Throughout a token’s lifespan, it needs to adapt to evolving requirements and goals. The core behavior of a token, the logic that manages its production, transmutation, and destruction, must be designed for mutability as a default to support the network’s changing needs.

Conventional approaches to realize this level of flexibility converges to the notion of “upgradeable” contracts. Upgradeable contracts typically have one or more “implementation” contracts that are engaged by a “proxy” contract which canonically represents “the token,” storing the actual state of the smart contract (token ownership). Proxy patterns typically pair with designating a singular address, the “owner”, as having the highest permissions to switch these implementation contracts, modifying a token’s logic. While Station employs upgradeable proxy patterns and singular owners, following the UUPS standard , we devised a complimentary system responsible for the predictable needs of logic changes, increasing specificity and flexibility, and reducing risk.


This specificity comes by differentiating the various interaction patterns tokens, and their administration, follow. We call these different interaction patterns “operations” and they include the familiar mint, burn, and transfer in addition to the ability to upgrade the token and change how to render metadata if our token is an NFT. The ruleset of operations can be changed in isolation, providing confidence that edits are clearly defined and not at risk of creating unexpected behavior.

Constructing the logic of an operation has two parts: (1) who has access to execute an operation and (2) what rules apply uniformly to an operation regardless of who is making it.

1. Operation Access

A flexible access system enables multiple entities to control an operation and each entity to control multiple operations. Both of these are implemented by one mapping of addresses to their permitted operations.
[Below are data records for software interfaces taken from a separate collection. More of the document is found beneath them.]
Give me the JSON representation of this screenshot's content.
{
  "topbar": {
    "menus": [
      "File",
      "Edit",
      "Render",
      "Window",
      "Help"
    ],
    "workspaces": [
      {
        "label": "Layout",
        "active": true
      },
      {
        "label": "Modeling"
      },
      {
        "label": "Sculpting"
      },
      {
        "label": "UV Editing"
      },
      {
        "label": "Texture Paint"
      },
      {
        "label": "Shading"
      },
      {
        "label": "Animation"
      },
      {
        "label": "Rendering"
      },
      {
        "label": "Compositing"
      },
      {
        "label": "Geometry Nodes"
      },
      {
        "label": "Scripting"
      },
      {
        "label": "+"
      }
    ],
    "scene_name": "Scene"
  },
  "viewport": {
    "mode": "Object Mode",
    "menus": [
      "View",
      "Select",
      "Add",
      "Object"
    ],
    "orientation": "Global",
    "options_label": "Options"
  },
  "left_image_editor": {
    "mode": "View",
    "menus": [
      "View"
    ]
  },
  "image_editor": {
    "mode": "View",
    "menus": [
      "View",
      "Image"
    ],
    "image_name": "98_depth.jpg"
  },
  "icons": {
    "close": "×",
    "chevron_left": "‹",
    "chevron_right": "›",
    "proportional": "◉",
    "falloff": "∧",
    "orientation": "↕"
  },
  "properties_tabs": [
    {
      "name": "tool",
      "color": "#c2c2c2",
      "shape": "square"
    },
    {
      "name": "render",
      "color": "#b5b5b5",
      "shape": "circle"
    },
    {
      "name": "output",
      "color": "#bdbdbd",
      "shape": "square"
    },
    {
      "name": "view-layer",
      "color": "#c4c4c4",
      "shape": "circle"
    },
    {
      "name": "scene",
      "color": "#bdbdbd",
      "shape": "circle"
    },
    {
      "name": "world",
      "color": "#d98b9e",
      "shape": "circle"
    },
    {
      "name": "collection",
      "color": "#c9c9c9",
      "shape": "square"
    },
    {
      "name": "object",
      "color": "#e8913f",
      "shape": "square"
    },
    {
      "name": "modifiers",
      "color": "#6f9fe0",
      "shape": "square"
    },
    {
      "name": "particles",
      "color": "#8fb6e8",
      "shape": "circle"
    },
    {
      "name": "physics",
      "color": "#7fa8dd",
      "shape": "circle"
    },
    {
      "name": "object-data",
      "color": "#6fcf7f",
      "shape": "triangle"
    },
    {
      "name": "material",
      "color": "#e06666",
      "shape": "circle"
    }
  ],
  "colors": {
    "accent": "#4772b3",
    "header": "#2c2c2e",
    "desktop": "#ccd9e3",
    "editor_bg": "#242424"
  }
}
Associating permissions with addresses simultaneously supports multiple use patterns including, but not limited to, individual administrators, automated cloud processes, and smart contract integrations. This is possible because many entities can be identified by an address: personal wallets, group wallets, platform-owned wallets, and any smart contract. This simplicity and universality make for a powerful abstraction, enabling the supermajority of customization that groups need in a single design choice.

These stored permissions are enforced at the beginning of any function call that involves a given operation by including a single solidity modifier permitted(operation). For example, the mint function on our ERC-20 token standard looks like:

function mintTo(address account, uint256 amount) external permitted(Operation.MINT) {
	// mint tokens...

Any address that attempts to mint this ERC-20 token will immediately be checked as having the permission by this modifier and if not the execution terminates. Every function that applies some operation simply includes the appropriate permitted modifier around it to manage access control.

2. Operation Rules

Regardless of which addresses are attempting operations, uniformly applied rules clearly define how token ownership is constrained. The most popular rules used at time of writing enforce non-transferability, to avoid legal complications or reduce risk of purchaseable authority, and max ownership of one token per holder, to serve simple identity use cases. These additional conditions lay on top of whatever previous authentication is performed by token operators, and help create consistency among parallel processes for token interactions. For example, a smart contract that facilitates public token purchases and a trusted Safe may both have the mint permission, but both operators are still required to mint tokens to recipients that do not not already have a token if the max ownership rule is set.

Rules are currently only enforced on token ownership changes and applied by implementing a hook function exposed by Open Zeppelin’s token implementations called _afterTokenTransfer. Whenever a token ownership change attempt occurs (mint, burn, or transfer), this function is called, triggering our rule-checking process.

First, the rule for an operation is read from a mapping of operations to its rule address. Reading will return one of three values: (1) the zero address i.e. no constraints set, (2) the max address i.e. absolute constraint set, or (3) other address i.e. conditional constraits set. When no additional constraints are set (zero address), the operation is free to continue as is and will complete the ownership change. When absolute constraints are set (max address), the operation is prohibited from happening in all cases and rejects the ownership change. When conditional constraints are set (other address), the address represents the location of a “guard” contract to check if the ownership change is allowed.

Guards adhere to a token-specific interface and return true if the operation is allowed or false if not. Below is an example implementation of applying rule checks on an ERC-721 token.

// called at the end of executing internal _transfer function in token implementation
function _afterTokenTransfer(address from, address to, uint256 tokenId) internal override {
    address guard;
    // mint
    if (from == address(0)) {
        guard = guardOf(Operation.MINT);
    // burn
    else if (to == address(0)) {
        guard = guardOf(Operation.BURN);
    // transfer
    else {
        guard = guardOf(Operation.TRANSFER);

        // auto-reject if max address
        guard != MAX_ADDRESS && (
        // auto-pass if zero address
        guard == address(0) ||
        // check guard if other address
        ITokenGuard(guard).isAllowed(msg.sender, from, to, tokenId)),

All together, the combination of upgradeable proxies, permitted operators, and guarded operations create an intuitive and flexible token design. Our goal with GroupOS’s token standards is to create value systems that groups can rely on using for life and we believe accomodating any unpredictable need is critical in realizing that.